While their individual albums were by no means flawless (save perhaps masterwork The Queen is Dead), the Smiths’ complete body of work* represents pop music in one of its most perfected forms. Their unwillingness to record or tour again only stresses their catalog’s finality and further enhances the band’s already considerable mystique. While the lack of unreleased material in this box set may frustrate some fans, it confirms one of the most impressive facts about the Smiths --- they held nothing back, essentially releasing everything they ever recorded.
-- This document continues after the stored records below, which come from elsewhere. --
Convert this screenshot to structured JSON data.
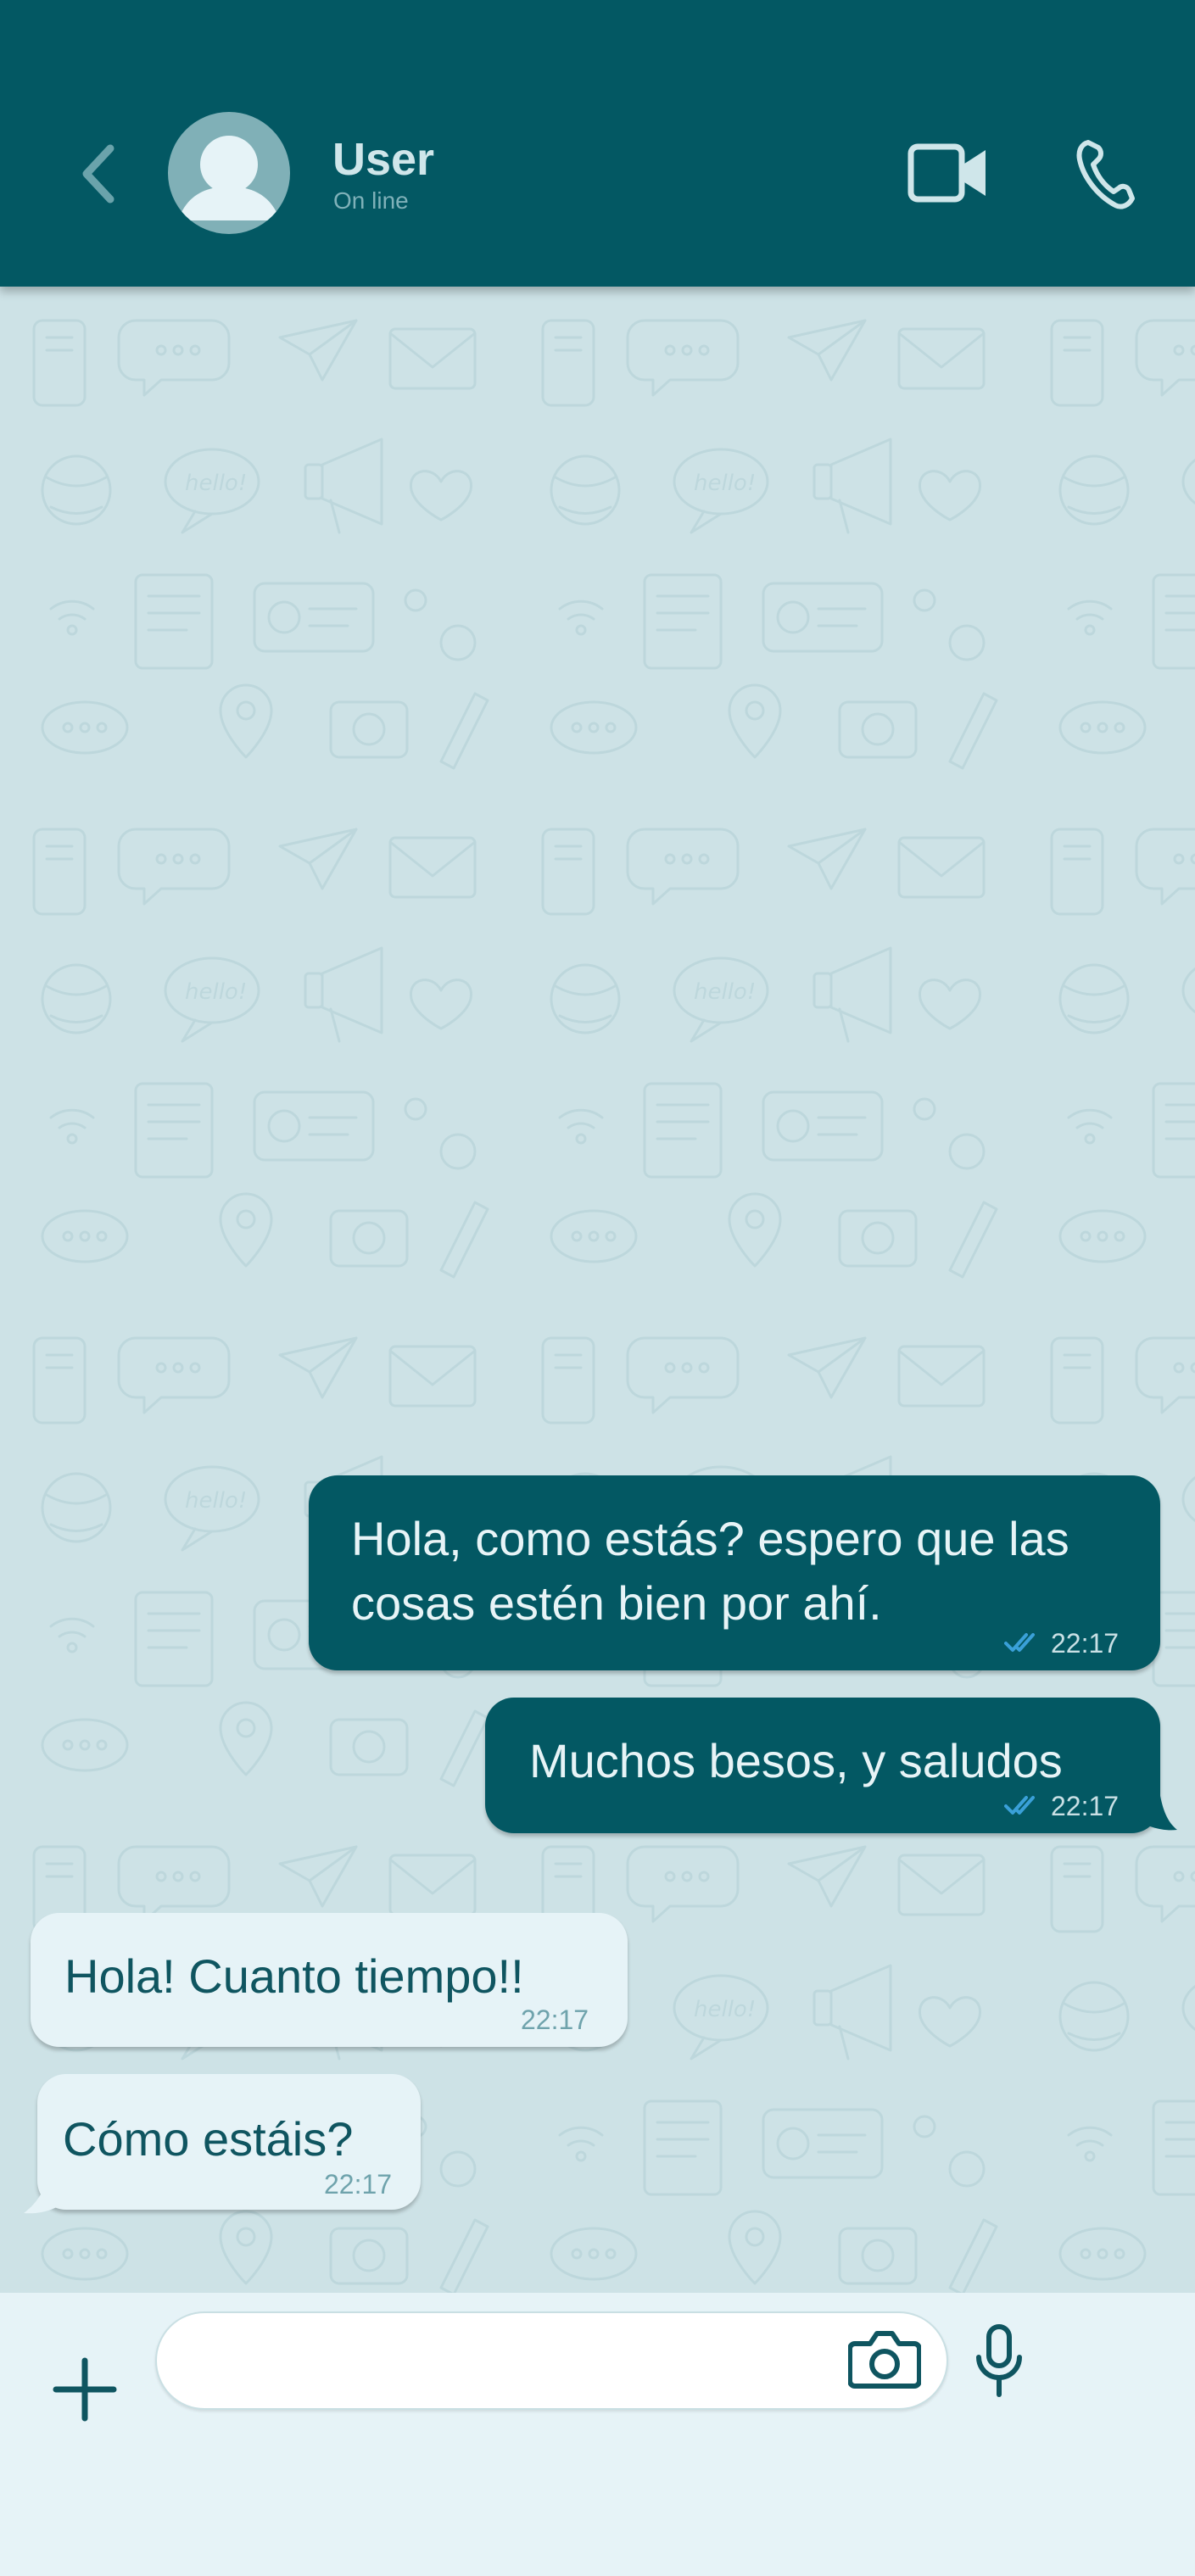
{
  "header": {
    "contact_name": "User",
    "contact_status": "On line"
  },
  "messages": [
    {
      "direction": "out",
      "lines": [
        "Hola, como estás? espero que las",
        "cosas estén bien por ahí."
      ],
      "time": "22:17",
      "read": true
    },
    {
      "direction": "out",
      "lines": [
        "Muchos besos, y saludos"
      ],
      "time": "22:17",
      "read": true
    },
    {
      "direction": "in",
      "lines": [
        "Hola! Cuanto tiempo!!"
      ],
      "time": "22:17"
    },
    {
      "direction": "in",
      "lines": [
        "Cómo estáis?"
      ],
      "time": "22:17"
    }
  ],
  "composer": {
    "value": "",
    "placeholder": ""
  },
  "icons": {
    "back": "chevron-left-icon",
    "avatar": "user-avatar-icon",
    "video": "video-camera-icon",
    "call": "phone-icon",
    "add": "plus-icon",
    "camera": "camera-icon",
    "mic": "microphone-icon",
    "read": "double-check-icon"
  },
  "colors": {
    "header": "#035863",
    "chat_background": "#cde2e6",
    "outgoing_bubble": "#035863",
    "incoming_bubble": "#e6f3f7",
    "read_ticks": "#3aa0d8",
    "icon_accent": "#0f5560"
  }
}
Only a couple of artists (the Beatles and Led Zeppelin immediately come to mind) have released as much music of such exceptional quality in such a brief period of time as the Smiths, and similar to those bands, a best of collection doesn’t begin to tell the whole story. Unless you own all of their albums already, be prepared to fork over the sixty bucks** for The Smiths – Complete. It’s a bargain.
*Ironicallly, even The Smiths – Complete is not complete. It’s missing b-sides “Wonderful Woman” and “What’s the World.” Go figure.
**The Smiths – Complete comes in two different versions: a $60 CD-only box set containing remastered versions of the band’s eight albums or a $400 limited-edition “super deluxe collectors’ box set” (only 3,000 made) that features the remastered versions of the eight albums on both CD and vinyl, all of the group’s 25 singles on individual 7-inches, a DVD of music videos and a hodge-podge of prints and posters (a perfect Christmas gift for the obsessive-compulsive Smith’s fan in your life.)